Dublin-registered but historically Australian building materials supplier James Hardie Industries plc has failed in an attempt to limit, to local subsidiaries, a court action over defective cladding taken by 5 Metlifecare retirement village companies & individual unit owners.
The Supreme Court decision, out today, contains one of the smallest dollar figures in this long-running saga: “The application for leave to appeal is dismissed. The applicants are to pay to the respondents costs of $2500.”
The retirement village companies & unit owners alleged the cladding products were defective and sought damages over associated weathertightness problems against 7 James Hardie companies – 4 operating companies (Studorp Ltd, James Hardie NZ Ltd, James Hardie Australia Pty Ltd & James Hardie Research Pty Ltd) & 3 holding companies.
The holding companies are the ultimate group parent, James Hardie Industries plc, RCI Holdings Pty Ltd (Studorp’s immediate parent) & James Hardie NZ Holdings Ltd (James Hardie NZ Ltd’s immediate parent).
The overall group parent, James Hardie Industries plc, was served in Ireland but protested the jurisdiction of the New Zealand High Court. The Supreme Court judges hearing this issue – Justices Willie Young, Susan Glazebrook & Mark O’Regan – said in the reasons for their decision: “Under the relevant High Court rules it [the Irish company] was entitled to be dismissed from the proceedings unless the claimants could show, inter alia, that there is a serious issue to be tried on the merits.
“RCI & James Hardie NZ Holdings sought summary judgment in the High Court; this on the basis that it was clear, they argued, that they did not participate in, and were not responsible for, the actions of the operating companies.
“In issue in both the High Court & Court of Appeal was whether: (a) the claimants had shown that there was a serious case against James Hardie Industries to be tried on the merits; and (b) RCI & James Hardie NZ Holdings had shown that the claims against them would fail.”
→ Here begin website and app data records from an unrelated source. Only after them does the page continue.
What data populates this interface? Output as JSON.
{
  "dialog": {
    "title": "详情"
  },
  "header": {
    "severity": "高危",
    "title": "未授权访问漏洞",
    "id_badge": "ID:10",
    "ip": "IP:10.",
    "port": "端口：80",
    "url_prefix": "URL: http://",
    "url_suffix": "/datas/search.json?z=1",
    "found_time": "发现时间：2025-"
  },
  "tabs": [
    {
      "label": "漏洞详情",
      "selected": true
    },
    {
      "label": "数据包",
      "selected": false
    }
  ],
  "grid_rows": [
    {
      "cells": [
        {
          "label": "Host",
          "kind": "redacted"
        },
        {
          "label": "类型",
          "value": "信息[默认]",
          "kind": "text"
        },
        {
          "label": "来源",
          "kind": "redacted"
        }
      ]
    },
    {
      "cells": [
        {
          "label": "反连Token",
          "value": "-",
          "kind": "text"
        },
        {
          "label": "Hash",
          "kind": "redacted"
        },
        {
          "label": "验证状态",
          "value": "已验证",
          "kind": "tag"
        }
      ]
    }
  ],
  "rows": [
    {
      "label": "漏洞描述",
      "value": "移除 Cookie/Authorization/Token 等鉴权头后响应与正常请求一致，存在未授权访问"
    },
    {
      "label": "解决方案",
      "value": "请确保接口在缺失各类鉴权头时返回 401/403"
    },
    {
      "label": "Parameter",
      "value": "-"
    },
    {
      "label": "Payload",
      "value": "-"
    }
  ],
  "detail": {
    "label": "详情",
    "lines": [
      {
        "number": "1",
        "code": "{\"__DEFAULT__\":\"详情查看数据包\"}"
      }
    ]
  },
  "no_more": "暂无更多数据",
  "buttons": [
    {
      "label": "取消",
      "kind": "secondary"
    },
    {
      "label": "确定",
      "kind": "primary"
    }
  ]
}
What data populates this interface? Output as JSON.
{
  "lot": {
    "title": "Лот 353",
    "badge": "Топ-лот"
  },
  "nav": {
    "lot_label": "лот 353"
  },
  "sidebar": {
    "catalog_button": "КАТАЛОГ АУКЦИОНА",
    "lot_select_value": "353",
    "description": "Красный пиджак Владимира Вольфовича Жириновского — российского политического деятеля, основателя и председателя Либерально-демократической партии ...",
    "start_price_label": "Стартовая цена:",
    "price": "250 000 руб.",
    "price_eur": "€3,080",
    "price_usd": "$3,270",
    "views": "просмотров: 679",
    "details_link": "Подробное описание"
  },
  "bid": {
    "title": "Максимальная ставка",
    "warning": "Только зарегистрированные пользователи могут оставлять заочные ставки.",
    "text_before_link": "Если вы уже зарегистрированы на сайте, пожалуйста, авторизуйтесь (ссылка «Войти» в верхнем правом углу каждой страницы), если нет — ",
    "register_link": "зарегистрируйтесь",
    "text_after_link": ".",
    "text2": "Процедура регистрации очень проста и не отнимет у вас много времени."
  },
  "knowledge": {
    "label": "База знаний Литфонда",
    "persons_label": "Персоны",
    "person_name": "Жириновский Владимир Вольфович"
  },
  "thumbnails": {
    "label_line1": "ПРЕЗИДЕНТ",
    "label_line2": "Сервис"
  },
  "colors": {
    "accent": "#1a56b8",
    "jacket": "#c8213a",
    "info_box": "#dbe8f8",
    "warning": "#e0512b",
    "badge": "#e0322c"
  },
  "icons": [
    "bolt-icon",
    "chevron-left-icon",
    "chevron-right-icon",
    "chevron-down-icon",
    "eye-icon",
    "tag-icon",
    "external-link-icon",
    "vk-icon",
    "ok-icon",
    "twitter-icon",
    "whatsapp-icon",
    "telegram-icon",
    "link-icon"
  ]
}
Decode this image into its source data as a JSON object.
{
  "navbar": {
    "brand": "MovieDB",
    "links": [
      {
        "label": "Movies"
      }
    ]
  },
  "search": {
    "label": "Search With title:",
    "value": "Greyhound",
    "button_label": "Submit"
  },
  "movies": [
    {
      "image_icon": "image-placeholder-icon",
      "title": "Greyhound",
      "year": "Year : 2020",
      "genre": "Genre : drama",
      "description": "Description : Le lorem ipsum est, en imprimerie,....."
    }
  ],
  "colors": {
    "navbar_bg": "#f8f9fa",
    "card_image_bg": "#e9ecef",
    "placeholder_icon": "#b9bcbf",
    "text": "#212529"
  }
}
Leaving aside the onus of proof, the judges said the central issue on jurisdiction & summary judgment was whether the claimants had arguable claims against the 3 holding companies.
“The claimants allege that the development, manufacture, marketing & sale of the cladding products was, in effect, a joint effort in which all the James Hardie companies, including the holding companies, were engaged.
“The claimants say that this resulted in the holding companies incurring liability in the following respects: (a) In negligence – pleaded separately as: (i) negligence in terms of the manufacture, marketing & sale of the defective profits; (ii) negligent misstatement in respect of the promotion of the products; and (iii) a breach of a duty to warn, inform &/or take reasonable steps to withdraw the products. The liability of the holding companies is said to arise because of their direct involvement in the development, manufacture, marketing & sale of the cladding products and their superior knowledge (as compared to that of the operating companies) of the products.
“(b) Under the Consumer Guarantees Act, on the basis that all James Hardie companies, and thus the holding companies, are within the definition in that act of ‘manufacturer’.
“(c) Under the Fair Trading Act, this in terms of misleading & deceptive conduct in respect of the marketing of the cladding products, which resulted in the respondents believing that the products were fit for purpose.”
The Supreme Court judges said what was required of them was an assessment of the evidence adduced by affidavit: “As against James Hardie Industries at least, the claimants are at something of a disadvantage because the facts bearing on its role in respect of the operating companies lie largely in its control.”
The Supreme Court judges also noted that the Court of Appeal commented adversely on the limited nature of the evidence tendered by the holding companies.
Ultimately, the judges said, there would be limited utility & some disadvantages if leave to appeal were granted.
Among the 7 points the Supreme Court judges raised concerning jurisdiction, they said: “There is a distinct disadvantage to the claimants if the progress of their claims is further delayed.” And, they added: “Elaborate & costly arguments on jurisdiction can be disproportionate to the interlocutory character of the challenge.”
But the most telling point of the Supreme Court decision was more a shrug of the shoulders: “Members of the James Hardie group of companies being necessarily parties to the proceedings, there is comparatively little disadvantage to James Hardie Industries if it remains a party.”
14 December 2018: Court rules James Hardie parent company can’t wash its hands of cladding defects